> [Task requirements] Go through the data below and copy each line that includes "this".

-- Task inputs follows --

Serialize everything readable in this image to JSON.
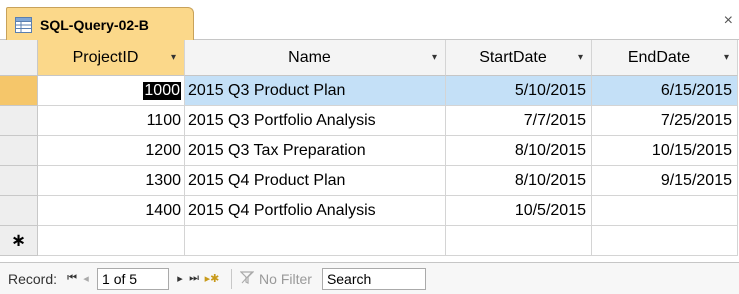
{
  "tab": {
    "title": "SQL-Query-02-B",
    "icon": "datasheet-query-icon",
    "close": "×"
  },
  "columns": [
    {
      "label": "ProjectID",
      "sort_icon": "▾"
    },
    {
      "label": "Name",
      "sort_icon": "▾"
    },
    {
      "label": "StartDate",
      "sort_icon": "▾"
    },
    {
      "label": "EndDate",
      "sort_icon": "▾"
    }
  ],
  "rows": [
    {
      "ProjectID": "1000",
      "Name": "2015 Q3 Product Plan",
      "StartDate": "5/10/2015",
      "EndDate": "6/15/2015"
    },
    {
      "ProjectID": "1100",
      "Name": "2015 Q3 Portfolio Analysis",
      "StartDate": "7/7/2015",
      "EndDate": "7/25/2015"
    },
    {
      "ProjectID": "1200",
      "Name": "2015 Q3 Tax Preparation",
      "StartDate": "8/10/2015",
      "EndDate": "10/15/2015"
    },
    {
      "ProjectID": "1300",
      "Name": "2015 Q4 Product Plan",
      "StartDate": "8/10/2015",
      "EndDate": "9/15/2015"
    },
    {
      "ProjectID": "1400",
      "Name": "2015 Q4 Portfolio Analysis",
      "StartDate": "10/5/2015",
      "EndDate": ""
    }
  ],
  "new_record_marker": "∗",
  "navigator": {
    "label": "Record:",
    "first": "⏮",
    "prev": "◂",
    "position": "1 of 5",
    "next": "▸",
    "last": "⏭",
    "new": "▸✱",
    "filter_label": "No Filter",
    "search_placeholder": "Search"
  },
  "colors": {
    "tab_bg": "#fbd88a",
    "active_row": "#c4e0f7",
    "record_selector_active": "#f5c66a"
  }
}
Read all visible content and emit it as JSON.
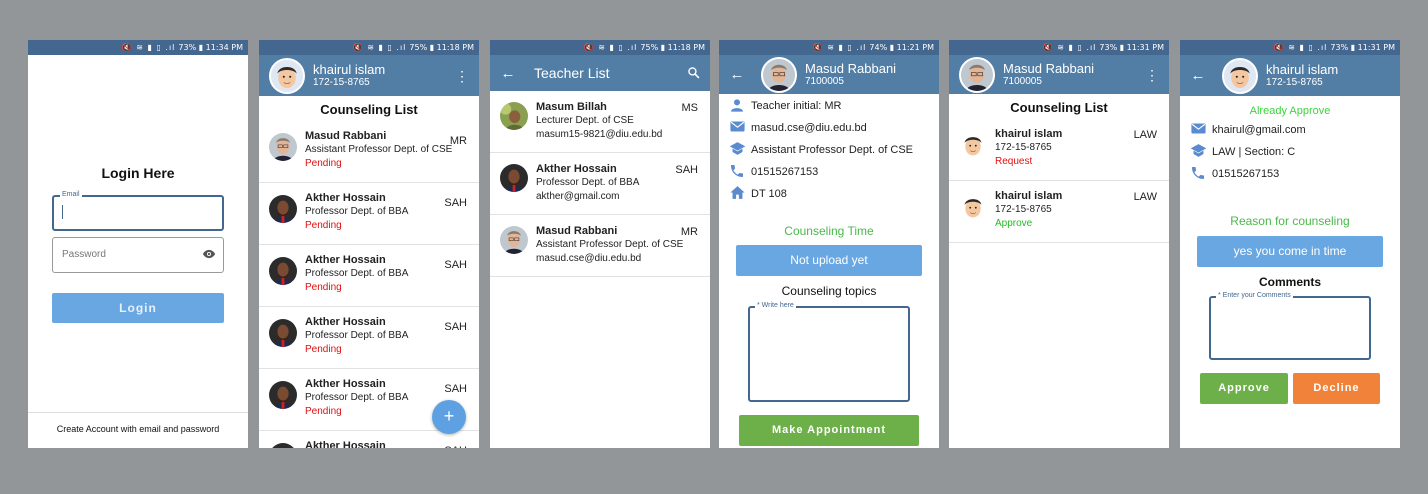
{
  "screen1": {
    "status": "73% ▮ 11:34 PM",
    "title": "Login Here",
    "email_label": "Email",
    "password_placeholder": "Password",
    "login_label": "Login",
    "footer_link": "Create Account with email and password"
  },
  "screen2": {
    "status": "75% ▮ 11:18 PM",
    "user_name": "khairul islam",
    "user_id": "172-15-8765",
    "heading": "Counseling List",
    "items": [
      {
        "name": "Masud Rabbani",
        "code": "MR",
        "role": "Assistant Professor Dept. of CSE",
        "status": "Pending"
      },
      {
        "name": "Akther Hossain",
        "code": "SAH",
        "role": "Professor Dept. of BBA",
        "status": "Pending"
      },
      {
        "name": "Akther Hossain",
        "code": "SAH",
        "role": "Professor Dept. of BBA",
        "status": "Pending"
      },
      {
        "name": "Akther Hossain",
        "code": "SAH",
        "role": "Professor Dept. of BBA",
        "status": "Pending"
      },
      {
        "name": "Akther Hossain",
        "code": "SAH",
        "role": "Professor Dept. of BBA",
        "status": "Pending"
      },
      {
        "name": "Akther Hossain",
        "code": "SAH",
        "role": "",
        "status": ""
      }
    ],
    "fab": "+"
  },
  "screen3": {
    "status": "75% ▮ 11:18 PM",
    "title": "Teacher List",
    "items": [
      {
        "name": "Masum Billah",
        "code": "MS",
        "role": "Lecturer Dept. of CSE",
        "email": "masum15-9821@diu.edu.bd"
      },
      {
        "name": "Akther Hossain",
        "code": "SAH",
        "role": "Professor Dept. of BBA",
        "email": "akther@gmail.com"
      },
      {
        "name": "Masud Rabbani",
        "code": "MR",
        "role": "Assistant Professor Dept. of CSE",
        "email": "masud.cse@diu.edu.bd"
      }
    ]
  },
  "screen4": {
    "status": "74% ▮ 11:21 PM",
    "name": "Masud Rabbani",
    "id": "7100005",
    "rows": [
      {
        "icon": "person-icon",
        "text": "Teacher initial: MR"
      },
      {
        "icon": "mail-icon",
        "text": "masud.cse@diu.edu.bd"
      },
      {
        "icon": "school-icon",
        "text": "Assistant Professor Dept. of CSE"
      },
      {
        "icon": "phone-icon",
        "text": "01515267153"
      },
      {
        "icon": "home-icon",
        "text": "DT 108"
      }
    ],
    "time_title": "Counseling Time",
    "time_button": "Not upload yet",
    "topics_title": "Counseling topics",
    "topics_label": "* Write here",
    "make_button": "Make Appointment"
  },
  "screen5": {
    "status": "73% ▮ 11:31 PM",
    "name": "Masud Rabbani",
    "id": "7100005",
    "heading": "Counseling List",
    "items": [
      {
        "name": "khairul islam",
        "code": "LAW",
        "id": "172-15-8765",
        "status": "Request"
      },
      {
        "name": "khairul islam",
        "code": "LAW",
        "id": "172-15-8765",
        "status": "Approve"
      }
    ]
  },
  "screen6": {
    "status": "73% ▮ 11:31 PM",
    "name": "khairul islam",
    "id": "172-15-8765",
    "state": "Already Approve",
    "rows": [
      {
        "icon": "mail-icon",
        "text": "khairul@gmail.com"
      },
      {
        "icon": "school-icon",
        "text": "LAW | Section: C"
      },
      {
        "icon": "phone-icon",
        "text": "01515267153"
      }
    ],
    "reason_title": "Reason for counseling",
    "reason_value": "yes you come in time",
    "comments_title": "Comments",
    "comments_label": "* Enter your Comments",
    "approve_button": "Approve",
    "decline_button": "Decline"
  },
  "colors": {
    "appbar": "#527ea6",
    "statusbar": "#44678f",
    "button_blue": "#69a7e3",
    "green": "#6db04a",
    "orange": "#f0823a",
    "pending": "#e01010",
    "approve": "#22bb22"
  }
}
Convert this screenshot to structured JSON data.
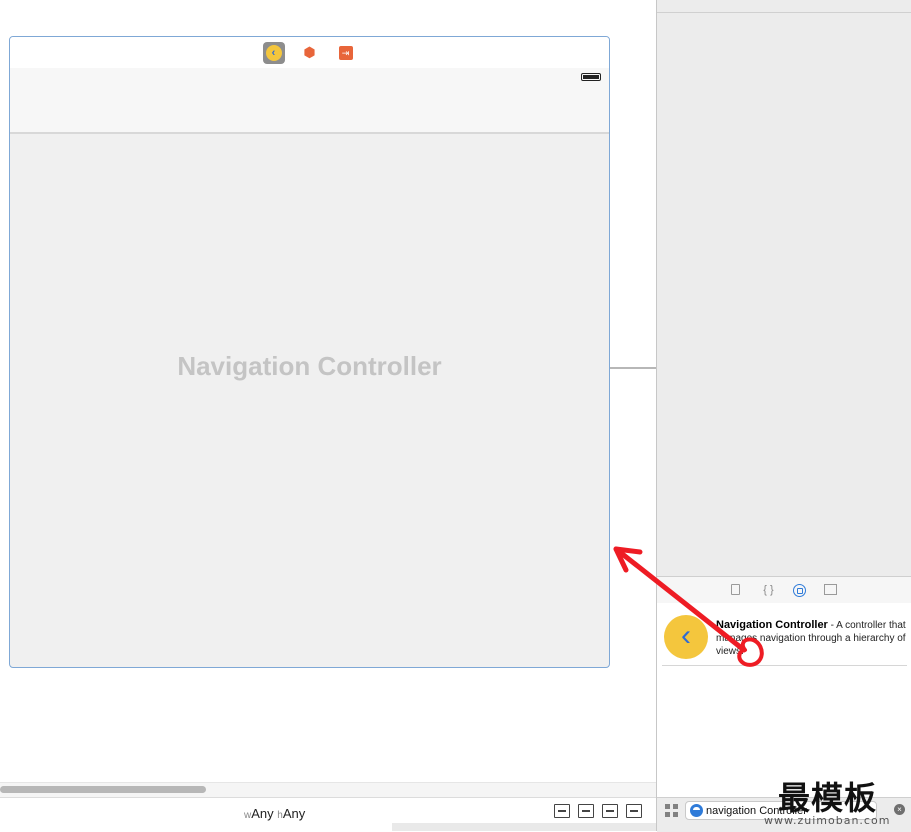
{
  "canvas": {
    "scene_title": "Navigation Controller",
    "size_class": {
      "w_prefix": "w",
      "w_value": "Any",
      "h_prefix": "h",
      "h_value": "Any"
    }
  },
  "scene_dock": {
    "icons": [
      "navigation-controller-icon",
      "first-responder-icon",
      "exit-icon"
    ],
    "nav_glyph": "‹",
    "cube_glyph": "⬢",
    "exit_glyph": "⇥"
  },
  "library": {
    "tabs": [
      "file-template-icon",
      "code-snippet-icon",
      "object-library-icon",
      "media-library-icon"
    ],
    "code_glyph": "{ }",
    "item": {
      "title": "Navigation Controller",
      "description": " - A controller that manages navigation through a hierarchy of views.",
      "glyph": "‹"
    }
  },
  "filter": {
    "value": "navigation Controller",
    "clear_glyph": "×"
  },
  "watermark": {
    "text": "最模板",
    "url": "www.zuimoban.com"
  },
  "colors": {
    "accent": "#2f7bd9",
    "annotation": "#ee1c24",
    "nav_icon_yellow": "#f4c63d",
    "dock_orange": "#e8653a"
  }
}
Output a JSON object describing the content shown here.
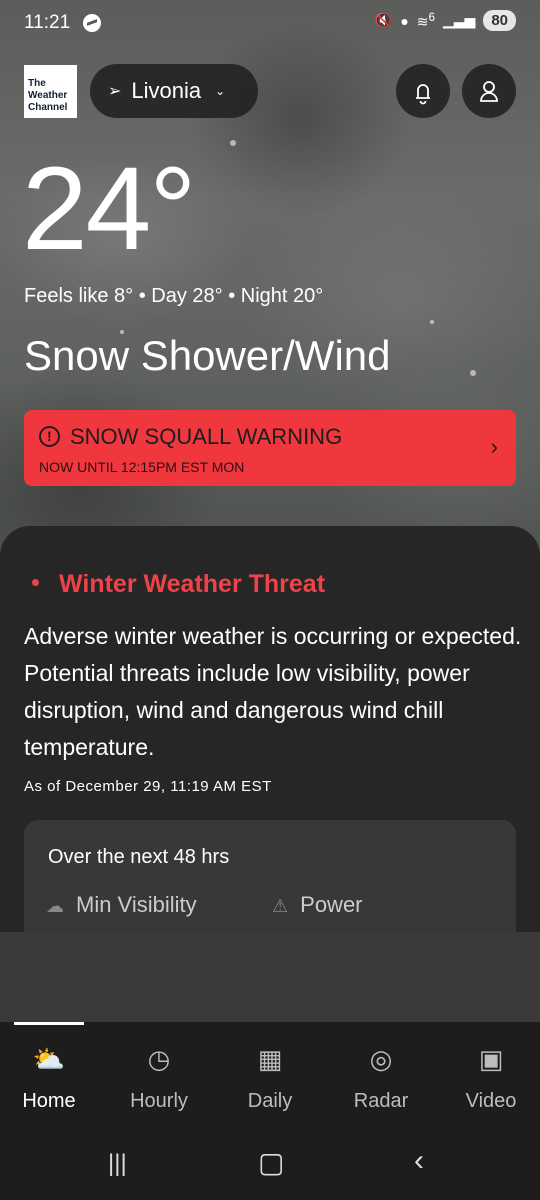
{
  "status_bar": {
    "time": "11:21",
    "signal": "6",
    "battery": "80"
  },
  "header": {
    "logo_text": "The Weather Channel",
    "location": "Livonia"
  },
  "current": {
    "temperature": "24°",
    "feels_line": "Feels like 8° • Day 28° • Night 20°",
    "condition": "Snow Shower/Wind"
  },
  "alert": {
    "title": "SNOW SQUALL WARNING",
    "subtitle": "NOW UNTIL 12:15PM EST MON",
    "color": "#f0373e"
  },
  "threat_card": {
    "title": "Winter Weather Threat",
    "description": "Adverse winter weather is occurring or expected. Potential threats include low visibility, power disruption, wind and dangerous wind chill temperature.",
    "as_of": "As of December 29, 11:19 AM EST",
    "outlook_header": "Over the next 48 hrs",
    "metrics": [
      {
        "label": "Min Visibility",
        "icon": "cloud-icon"
      },
      {
        "label": "Power",
        "icon": "warning-triangle-icon"
      }
    ]
  },
  "tabs": [
    {
      "label": "Home",
      "icon": "home-weather-icon",
      "active": true
    },
    {
      "label": "Hourly",
      "icon": "clock-icon",
      "active": false
    },
    {
      "label": "Daily",
      "icon": "calendar-icon",
      "active": false
    },
    {
      "label": "Radar",
      "icon": "radar-icon",
      "active": false
    },
    {
      "label": "Video",
      "icon": "video-icon",
      "active": false
    }
  ]
}
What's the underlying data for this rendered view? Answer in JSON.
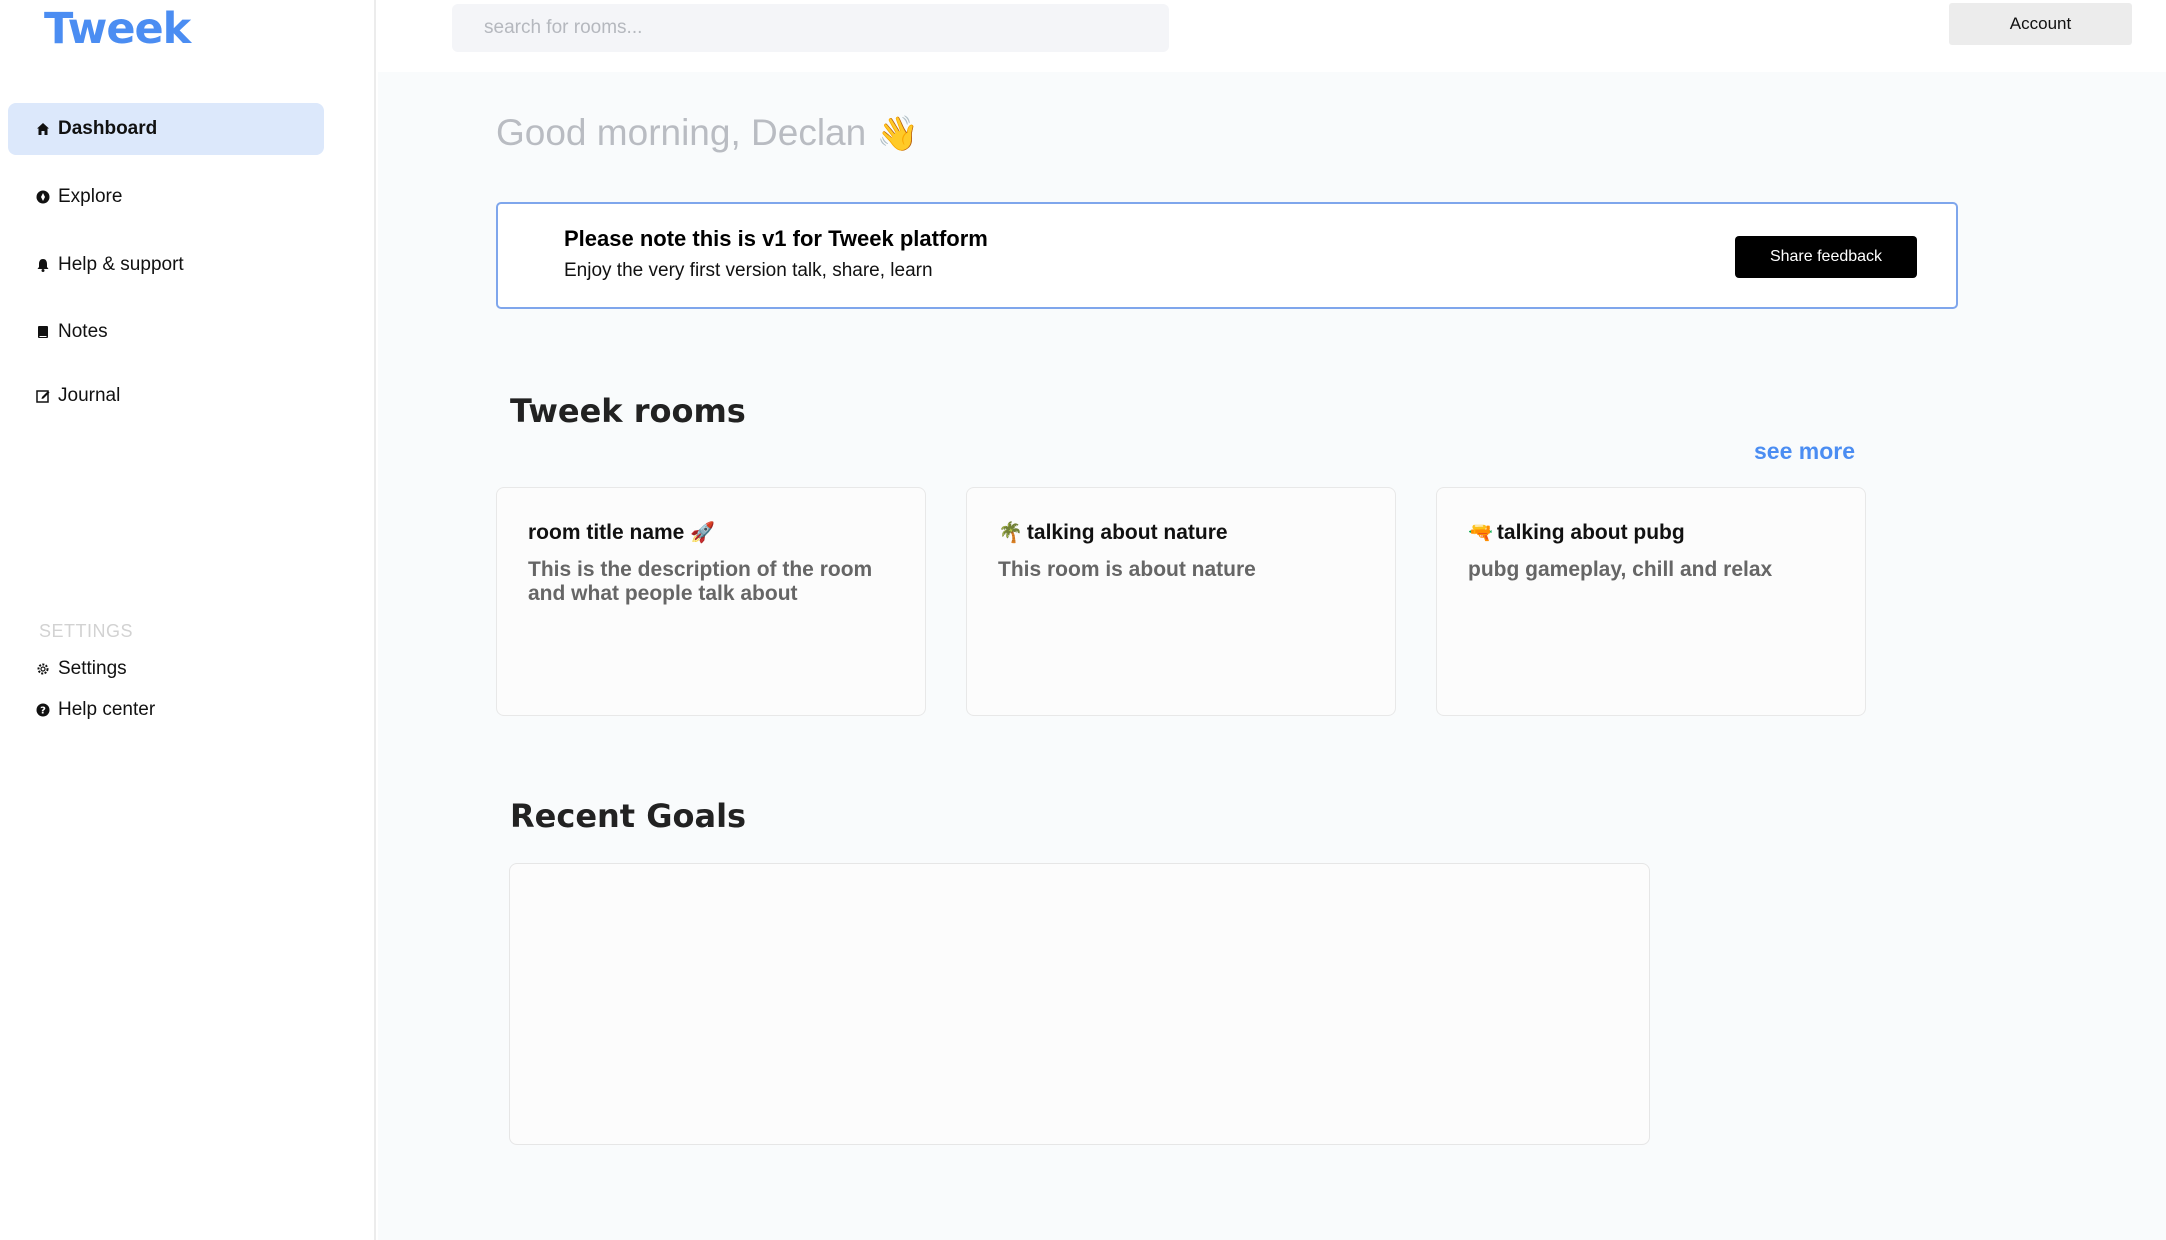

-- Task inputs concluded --

> [Task result]
Serialize everything readable in this image to JSON.
Convert this screenshot to structured JSON data.
What's the underlying data for this rendered view? Answer in JSON.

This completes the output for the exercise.